Henrietta St. Thomas looked herself up and down in the mirror. After a few minutes, she decided she looked hot in suits.
Granted, she also looked hot in uniforms… but baggy fatigues hid her amazing body. The business suit that was standard for HEARTH agents meanwhile emphasized her strong shoulders and hips. The muscle on her arms and chest was obvious, but so were her curves, all in an extra-classy package.
She had elected to dress similarly to Grace: black pants and jacket, white shirt, silver tie to match her platinum hair and a complementary pink square. Since she wasn’t a soldier at the moment she was free to wear a bit of jewelry, so she complemented her suit with glittering white gold earrings.
Her apartment was on the outskirts of the BEACON district, comfortable but sparsely decorated. She’d worry about embellishments as soon as she got her first paycheck- she had received a major pay raise when she switched branches.
Wearing bespoke suits, working next to the Mater every day in the capital of all of TORCH, all the while making twice as much money as she used to… that was well worth the price of a new name.
Making sure she had everything she needed in her messenger bag, Henrietta left for her first day. She could save a few minutes by taking the train, but instead she chose to walk to Cresset Mound. The entire area already bustled with activity from morning commuters. Restaurants from a hundred different SPRING corporations served breakfast sandwiches and coffee to impatient girls. Office buildings, convenience stores, entertainment shops and small parks rounded out the landscape.
Cresset Mound itself was meticulously maintained, the air gently sweet as the emerald grass wafted in the wind. Busy as the surrounding areas were, the Mound was more lively still. There was far more security, including snipers on the rooftops of the lesser buildings and armored vehicles patrolling the streets.
Her destination, Sorority Hall, was magnificent. The building was C-shaped and eggshell colored, a synthesis of a dozen different architectural styles. Roman pillars and Arabic domes, Chinese thatching and Renaissance facades. The entire thing was covered in engravings, each one meant to represent the foundation of one of TORCH’s nine branches.
As it was HEARTH’s building, they put their own basrelief front and center. It depicted the tall and elegant Augusta, HEARTH‘s deceased founder and the Mater Politico, delivering a speech to a raucous crowd behind a podium. Right to the left of that was the BEACON basrelief: a scene of Grace and a half dozen armor-clad others driving their pneumatic blades into the flesh of a shrieking, twisted mass.
“The Cenotaph,” a clipped voice said from behind her. “Apparently. The Mater says that’s not how it looked.”
Henrietta looked behind her to see Manna, holding a paper tray with three coffees on it. She hadn’t heard her approach. “Hey Manna, one of those for me?”
“Three sugars, no cream.” Manna offered one of the cups to her. “I called the Azariah and asked them how you take your coffee.”

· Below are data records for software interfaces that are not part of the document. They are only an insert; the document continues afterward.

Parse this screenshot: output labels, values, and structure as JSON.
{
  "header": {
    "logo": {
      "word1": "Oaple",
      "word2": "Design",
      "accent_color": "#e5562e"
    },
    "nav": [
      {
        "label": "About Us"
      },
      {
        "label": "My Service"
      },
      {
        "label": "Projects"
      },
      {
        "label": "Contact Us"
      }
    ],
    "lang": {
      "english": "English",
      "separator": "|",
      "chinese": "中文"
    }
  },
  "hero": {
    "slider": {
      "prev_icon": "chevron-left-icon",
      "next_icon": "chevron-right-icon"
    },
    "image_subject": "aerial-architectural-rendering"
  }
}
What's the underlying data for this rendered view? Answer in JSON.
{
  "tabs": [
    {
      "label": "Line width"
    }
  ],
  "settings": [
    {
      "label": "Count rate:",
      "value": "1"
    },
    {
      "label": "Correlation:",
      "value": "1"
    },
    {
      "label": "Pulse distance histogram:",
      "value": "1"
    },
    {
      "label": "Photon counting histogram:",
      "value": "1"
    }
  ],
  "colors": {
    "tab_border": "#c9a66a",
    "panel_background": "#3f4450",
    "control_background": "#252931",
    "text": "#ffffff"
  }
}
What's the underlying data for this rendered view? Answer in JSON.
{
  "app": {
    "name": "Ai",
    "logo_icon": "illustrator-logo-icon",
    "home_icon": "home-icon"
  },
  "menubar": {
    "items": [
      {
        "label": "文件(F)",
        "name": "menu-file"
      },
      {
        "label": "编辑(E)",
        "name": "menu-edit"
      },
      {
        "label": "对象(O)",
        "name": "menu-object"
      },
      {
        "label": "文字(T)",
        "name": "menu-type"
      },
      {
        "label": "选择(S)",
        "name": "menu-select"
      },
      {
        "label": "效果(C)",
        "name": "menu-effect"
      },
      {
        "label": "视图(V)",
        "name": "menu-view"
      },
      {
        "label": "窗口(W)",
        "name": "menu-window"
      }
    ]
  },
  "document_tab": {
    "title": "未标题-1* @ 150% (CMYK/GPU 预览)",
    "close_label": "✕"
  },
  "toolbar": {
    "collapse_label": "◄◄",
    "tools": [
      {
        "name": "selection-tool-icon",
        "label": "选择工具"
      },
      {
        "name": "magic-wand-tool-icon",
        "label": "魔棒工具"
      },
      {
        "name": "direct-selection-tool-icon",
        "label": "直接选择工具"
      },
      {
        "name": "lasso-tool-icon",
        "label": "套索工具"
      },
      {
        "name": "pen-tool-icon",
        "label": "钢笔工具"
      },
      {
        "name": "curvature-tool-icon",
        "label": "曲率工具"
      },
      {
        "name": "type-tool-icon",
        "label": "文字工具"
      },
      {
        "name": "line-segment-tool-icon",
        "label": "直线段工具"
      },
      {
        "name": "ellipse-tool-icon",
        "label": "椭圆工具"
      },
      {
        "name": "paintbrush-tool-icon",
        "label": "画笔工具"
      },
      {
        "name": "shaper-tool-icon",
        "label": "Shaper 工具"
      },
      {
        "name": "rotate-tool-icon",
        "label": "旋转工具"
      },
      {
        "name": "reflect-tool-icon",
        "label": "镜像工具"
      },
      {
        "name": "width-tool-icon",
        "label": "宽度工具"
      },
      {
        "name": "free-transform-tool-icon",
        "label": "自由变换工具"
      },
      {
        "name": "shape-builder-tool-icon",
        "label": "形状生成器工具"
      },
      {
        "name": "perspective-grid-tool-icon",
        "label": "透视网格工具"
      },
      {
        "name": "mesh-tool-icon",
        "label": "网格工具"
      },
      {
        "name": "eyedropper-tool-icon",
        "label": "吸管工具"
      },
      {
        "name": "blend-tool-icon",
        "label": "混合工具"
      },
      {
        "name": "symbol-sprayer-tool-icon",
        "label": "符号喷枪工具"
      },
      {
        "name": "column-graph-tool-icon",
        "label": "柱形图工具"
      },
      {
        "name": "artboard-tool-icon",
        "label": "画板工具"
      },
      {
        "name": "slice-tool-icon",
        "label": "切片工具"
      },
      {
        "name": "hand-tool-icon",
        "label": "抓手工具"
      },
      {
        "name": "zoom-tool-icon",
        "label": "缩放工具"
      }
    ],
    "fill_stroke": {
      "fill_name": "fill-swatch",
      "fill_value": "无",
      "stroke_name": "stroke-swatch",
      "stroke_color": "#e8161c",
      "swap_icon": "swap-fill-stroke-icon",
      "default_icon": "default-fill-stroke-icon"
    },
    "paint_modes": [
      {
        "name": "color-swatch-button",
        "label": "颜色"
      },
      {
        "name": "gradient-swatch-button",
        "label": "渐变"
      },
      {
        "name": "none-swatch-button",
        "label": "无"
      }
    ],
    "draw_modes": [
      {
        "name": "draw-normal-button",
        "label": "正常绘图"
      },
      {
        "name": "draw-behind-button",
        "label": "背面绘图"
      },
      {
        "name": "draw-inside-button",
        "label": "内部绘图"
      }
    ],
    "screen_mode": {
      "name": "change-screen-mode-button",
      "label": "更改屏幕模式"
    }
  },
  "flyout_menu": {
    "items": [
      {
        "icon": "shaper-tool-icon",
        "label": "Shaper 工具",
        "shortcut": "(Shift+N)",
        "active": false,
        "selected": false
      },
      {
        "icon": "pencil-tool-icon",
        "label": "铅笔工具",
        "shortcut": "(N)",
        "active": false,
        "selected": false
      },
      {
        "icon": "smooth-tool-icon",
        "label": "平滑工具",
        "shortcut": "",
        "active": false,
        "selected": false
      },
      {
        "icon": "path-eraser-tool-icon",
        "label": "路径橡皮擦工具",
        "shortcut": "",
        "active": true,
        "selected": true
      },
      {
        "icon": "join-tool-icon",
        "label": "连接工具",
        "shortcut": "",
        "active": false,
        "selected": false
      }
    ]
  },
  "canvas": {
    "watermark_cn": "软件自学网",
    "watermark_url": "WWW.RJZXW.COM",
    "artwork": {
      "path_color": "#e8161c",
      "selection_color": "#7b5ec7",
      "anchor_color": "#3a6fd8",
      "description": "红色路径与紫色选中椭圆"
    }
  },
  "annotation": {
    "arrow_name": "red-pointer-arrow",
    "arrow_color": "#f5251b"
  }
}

“I’m going to take that as thorough and not creepy. I notice you’re here early.” Henrietta took a sip and found it to be watery. BEACON girls liked their coffee strong enough to eat through steel.
“I came with the Mater. She had an early meeting with some of the other legislators already. ‘Last one to rest, first one to rise,’ that’s her motto.” Manna bowed her head in what might have been apology. “I hope you aren’t overly fond of sleeping.”
“I can keep up with anyone, don’t you worry about a thing.” Something about Manna’s demeanor rubbed Henrietta the wrong way. Everything so clipped and hollow, like Manna was a very slightly flawed copy of a person. What was her deal?
Henrietta decided to change the subject. “So, The Cenotaph… a Titan.” The greatest and most terrible enemy they had ever faced. If there was a god, then even he would cower before The Cenotaph. It had been defeated after many years and unthinkable sacrifice. “Grace really fought it, huh?”
“Delivered the killing blow herself,” Manna said, unable to hide her admiration. “She was just a sergeant with exactly two subordinates… distinguished for bravery and ability, but no one famous. But she fought brilliantly. Soon after, the Mater rose to prominence in meteoric fashion. From a complete nobody to our most eminent figure in less than a decade. And now here we are.”
“Here we are,” said Henrietta thoughtfully. That wasn’t something often said about Grace. She had been TORCH‘s most famous figure long before Henrietta… few were old enough to remember the Mater when she was just as a rank-and-file commando.